US unmoved by Bilawal apology demand for NATO strike

Washington: Two days after Pakistan`s ruling PPP Chairman Bilawal Bhutto Zardari demanded an American apology for a deadly NATO strike in his country, the US has said it does not have anything new to offer on the issue over which it has already expressed its "deep regret".

"I wouldn`t have anything new to offer on that beyond what we have said, which we deeply regret the incident.
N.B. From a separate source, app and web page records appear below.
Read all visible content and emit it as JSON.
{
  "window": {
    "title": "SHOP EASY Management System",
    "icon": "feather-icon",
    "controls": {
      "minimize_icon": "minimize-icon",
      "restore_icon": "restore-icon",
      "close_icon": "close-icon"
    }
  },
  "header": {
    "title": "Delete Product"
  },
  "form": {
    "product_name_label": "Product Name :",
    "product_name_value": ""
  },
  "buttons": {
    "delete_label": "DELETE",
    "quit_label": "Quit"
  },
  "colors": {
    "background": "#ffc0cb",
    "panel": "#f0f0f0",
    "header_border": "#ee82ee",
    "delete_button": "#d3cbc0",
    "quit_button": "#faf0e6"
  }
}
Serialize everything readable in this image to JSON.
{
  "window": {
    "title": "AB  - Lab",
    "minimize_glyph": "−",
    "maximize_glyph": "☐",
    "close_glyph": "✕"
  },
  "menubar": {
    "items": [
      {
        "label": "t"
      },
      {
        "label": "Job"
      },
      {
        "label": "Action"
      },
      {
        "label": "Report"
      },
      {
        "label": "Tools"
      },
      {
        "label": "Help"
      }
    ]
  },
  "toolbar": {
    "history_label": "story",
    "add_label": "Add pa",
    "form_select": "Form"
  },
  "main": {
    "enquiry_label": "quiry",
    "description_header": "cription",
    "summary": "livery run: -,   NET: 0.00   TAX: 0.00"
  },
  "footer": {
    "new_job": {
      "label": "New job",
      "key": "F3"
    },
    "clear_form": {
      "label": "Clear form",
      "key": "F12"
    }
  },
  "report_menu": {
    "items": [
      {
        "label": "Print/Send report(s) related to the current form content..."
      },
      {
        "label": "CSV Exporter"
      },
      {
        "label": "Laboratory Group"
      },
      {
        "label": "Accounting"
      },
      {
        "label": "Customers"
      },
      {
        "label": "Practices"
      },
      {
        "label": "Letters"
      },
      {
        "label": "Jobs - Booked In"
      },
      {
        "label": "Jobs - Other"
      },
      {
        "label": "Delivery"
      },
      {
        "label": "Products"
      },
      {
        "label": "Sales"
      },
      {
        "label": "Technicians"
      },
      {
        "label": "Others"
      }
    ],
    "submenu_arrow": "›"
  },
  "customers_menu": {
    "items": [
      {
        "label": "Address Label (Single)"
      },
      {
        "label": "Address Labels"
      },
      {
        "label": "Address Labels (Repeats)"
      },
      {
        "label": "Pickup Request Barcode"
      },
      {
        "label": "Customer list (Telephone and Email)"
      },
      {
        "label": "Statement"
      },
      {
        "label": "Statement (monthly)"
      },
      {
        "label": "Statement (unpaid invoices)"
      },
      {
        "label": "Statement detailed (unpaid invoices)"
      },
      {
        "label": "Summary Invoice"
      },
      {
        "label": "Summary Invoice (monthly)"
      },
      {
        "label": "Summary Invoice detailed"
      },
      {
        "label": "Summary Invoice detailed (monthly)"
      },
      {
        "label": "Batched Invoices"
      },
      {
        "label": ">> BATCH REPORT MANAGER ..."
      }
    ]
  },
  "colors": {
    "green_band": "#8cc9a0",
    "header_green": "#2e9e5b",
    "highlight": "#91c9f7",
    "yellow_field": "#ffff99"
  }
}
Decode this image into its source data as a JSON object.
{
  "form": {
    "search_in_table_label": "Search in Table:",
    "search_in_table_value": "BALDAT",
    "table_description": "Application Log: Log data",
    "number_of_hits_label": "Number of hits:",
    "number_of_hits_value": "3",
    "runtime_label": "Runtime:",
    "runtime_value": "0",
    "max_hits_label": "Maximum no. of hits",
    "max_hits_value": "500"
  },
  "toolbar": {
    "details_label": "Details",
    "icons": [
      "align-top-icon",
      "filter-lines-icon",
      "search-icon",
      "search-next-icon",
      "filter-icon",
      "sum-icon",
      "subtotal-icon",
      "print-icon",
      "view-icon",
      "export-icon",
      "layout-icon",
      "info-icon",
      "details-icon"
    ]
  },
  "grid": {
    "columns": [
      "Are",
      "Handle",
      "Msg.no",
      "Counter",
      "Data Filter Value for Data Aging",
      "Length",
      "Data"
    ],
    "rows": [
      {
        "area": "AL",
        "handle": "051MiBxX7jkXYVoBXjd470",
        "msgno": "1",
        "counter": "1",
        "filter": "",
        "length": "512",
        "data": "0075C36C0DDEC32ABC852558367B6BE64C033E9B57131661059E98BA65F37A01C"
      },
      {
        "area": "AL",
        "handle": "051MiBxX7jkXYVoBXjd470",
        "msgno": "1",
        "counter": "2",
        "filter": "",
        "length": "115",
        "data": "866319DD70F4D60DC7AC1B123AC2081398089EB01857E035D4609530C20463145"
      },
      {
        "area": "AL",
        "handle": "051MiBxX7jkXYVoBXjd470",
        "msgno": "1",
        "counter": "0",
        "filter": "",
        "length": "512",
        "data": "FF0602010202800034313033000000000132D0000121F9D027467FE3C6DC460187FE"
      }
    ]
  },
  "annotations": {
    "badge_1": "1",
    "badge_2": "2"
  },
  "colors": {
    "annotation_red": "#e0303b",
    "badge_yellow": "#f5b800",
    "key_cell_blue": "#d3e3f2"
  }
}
We have thoroughly investigated it. We shared the results of the that investigation with the Pakistanis," Ben Rhodes, US Deputy National Security Advisor, said at Foreign Press Centre here.

His comments came in response to a question on Bilawal`s demand that US President Barack Obama "show some courage" and apologise to Pakistan for a cross-border strike by NATO from Afghanistan that killed 24 Pakistani soldiers last year.

"We believe there`s a basis for us to move forward and move beyond that particular incident, to take steps to make sure that that doesn`t happen again, to be respectful of Pakistani sovereignty and to be in, frankly, better communication in that areas so that we don`t see repeated incidents on the border," he said.

Responding to another question, Rhodes said a bilateral meeting between Obama and his Pakistani counterpart Asif Ali Zardari was never planned on the sidelines of the NATO Summit in Chicago.

"On the matter of a bilateral meeting, the President didn`t host any formal bilateral meetings except for the one with (Afghan) President (Hamid) Karzai, given the fact that there was a very busy NATO summit schedule. So it was always our intention to really focus his time on these multilateral meetings," he said.

Rhodes said Obama`s meeting with Karzai was a priority as Afghanistan was the focus of the summit. Obama, however, was able to meet a handful of leaders, including Zardari, on the margins of the summit, he added.